“There is a possibility that some schools will close by next year,” was as specific as Deputy Superintendent Leroy Nunery would get in a press briefing, which followed a presentation to the SRC by Danielle Floyd, deputy for strategic initiatives. Floyd highlighted the “45,000 empty seats” in the School District.

The excess classroom space is up from 43,500 seats when the SRC last heard a report on the topic in 2009. Floyd added, “We have more buildings than our future enrollment needs dictate.”

Added to this is a problem of deferred maintenance. The estimated $4 billion repair tab for the District’s buildings had commissioners like Joseph Dworetzky talking about the wisdom of “concentrating our day-to-day expenditures to make the dollars go further.”

And there were frequent references to the District’s uncertain budget situation for next school year – another reason to look for savings on school facilities – though Nunery observed, “That’s not the driver for this. Closing school buildings doesn’t necessarily save you lots of money.”

Floyd and Nunery took pains to highlight that the master plan is more than a process for closing schools.

Floyd emphasized a number of other goals: the process is a chance to re-examine schools’ grade configuration; to set standards for elementary, middle, high school, and specialized facilities; to thoroughly evaluate the condition of facilities; to draw up plans for capital improvements; and to figure out what to do with surplus real estate.

She added that the issues and needs are very different in different parts of the system. “This cannot be one size fits all,” she said.

In fact, her presentation showed that in the East Region of the District, high schools are filled to 105 percent of capacity, and elementary schools are close to capacity. One other region operating near full capacity is the Northeast, with both elementary and high schools averaging about 90 percent full.

At the other extreme, in the Central region, high schools are on average only half full and elementary schools are operating at 57 percent of capacity. In five other regions, schools average below 75 percent capacity.

Middle schools are the most under-utilized overall, with those in the South, Southwest, and West regions being less than half full on average.

As for public participation, Floyd outlined a three-phase process. The first is to provide the same overview presented to the SRC, “to make sure people understand the rationale and the urgency” of the process, she said. Six community meetings are scheduled for November and December, and a report will be provided to the SRC in December.

Beginning in late January, in phase two, Floyd said, “we will go back out to the community with data.” Ten meetings are planned, with the schools divvied up among 10 “planning districts.” Those meetings may be the first time community members will hear and get to respond to District recommendations about specific schools.

A third phase, with 10 more meetings in the same planning districts in March or April is when the District will present "final decisions" – in time for those decisions to be reflected in the budget for next school year.

Community activist Venard Johnson reminded the commission in public testimony that for a number of communities, the recent history of school closings “has not always been a positive experience.”

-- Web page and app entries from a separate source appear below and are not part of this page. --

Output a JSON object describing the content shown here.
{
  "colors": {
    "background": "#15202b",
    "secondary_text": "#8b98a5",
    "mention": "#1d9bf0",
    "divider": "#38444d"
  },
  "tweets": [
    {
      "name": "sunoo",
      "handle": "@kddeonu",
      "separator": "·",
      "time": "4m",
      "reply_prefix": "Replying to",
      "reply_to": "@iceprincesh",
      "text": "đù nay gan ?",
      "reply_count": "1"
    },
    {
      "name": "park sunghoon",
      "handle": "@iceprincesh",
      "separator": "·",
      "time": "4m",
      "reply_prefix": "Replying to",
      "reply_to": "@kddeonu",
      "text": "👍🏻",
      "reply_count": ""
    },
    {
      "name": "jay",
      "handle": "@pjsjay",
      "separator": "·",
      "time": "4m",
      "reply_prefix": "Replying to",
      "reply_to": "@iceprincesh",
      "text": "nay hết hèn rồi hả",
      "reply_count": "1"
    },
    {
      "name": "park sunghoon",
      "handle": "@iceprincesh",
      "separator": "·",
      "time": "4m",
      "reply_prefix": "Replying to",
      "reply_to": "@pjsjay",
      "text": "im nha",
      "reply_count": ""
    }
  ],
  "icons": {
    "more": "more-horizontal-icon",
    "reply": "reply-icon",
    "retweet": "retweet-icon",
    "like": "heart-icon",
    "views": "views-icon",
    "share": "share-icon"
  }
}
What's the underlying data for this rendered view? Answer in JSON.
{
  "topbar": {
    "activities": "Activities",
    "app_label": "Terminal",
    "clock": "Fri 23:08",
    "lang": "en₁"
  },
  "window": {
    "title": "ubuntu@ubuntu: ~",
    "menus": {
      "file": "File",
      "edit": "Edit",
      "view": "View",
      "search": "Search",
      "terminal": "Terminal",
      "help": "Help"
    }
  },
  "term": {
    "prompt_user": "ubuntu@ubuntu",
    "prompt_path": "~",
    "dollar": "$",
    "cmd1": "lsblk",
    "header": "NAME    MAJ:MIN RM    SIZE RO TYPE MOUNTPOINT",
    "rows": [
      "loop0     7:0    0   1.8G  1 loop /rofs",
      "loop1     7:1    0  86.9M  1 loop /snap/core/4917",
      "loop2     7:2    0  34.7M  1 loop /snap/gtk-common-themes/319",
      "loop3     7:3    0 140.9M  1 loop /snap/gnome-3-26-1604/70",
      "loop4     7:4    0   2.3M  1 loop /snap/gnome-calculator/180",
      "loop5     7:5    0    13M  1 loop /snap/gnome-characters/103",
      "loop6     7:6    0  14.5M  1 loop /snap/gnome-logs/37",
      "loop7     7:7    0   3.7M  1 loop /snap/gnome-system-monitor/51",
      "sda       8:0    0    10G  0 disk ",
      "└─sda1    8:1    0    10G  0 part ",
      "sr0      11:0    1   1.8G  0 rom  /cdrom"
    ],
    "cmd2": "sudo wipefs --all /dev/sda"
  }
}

Floyd later said the District has learned from those experiences that “it’s important to be open, transparent, and inclusive throughout the process,” adding that “paying attention to the timing” of the process is also key.

“We’re listening, we’re listening hard,” Nunery added.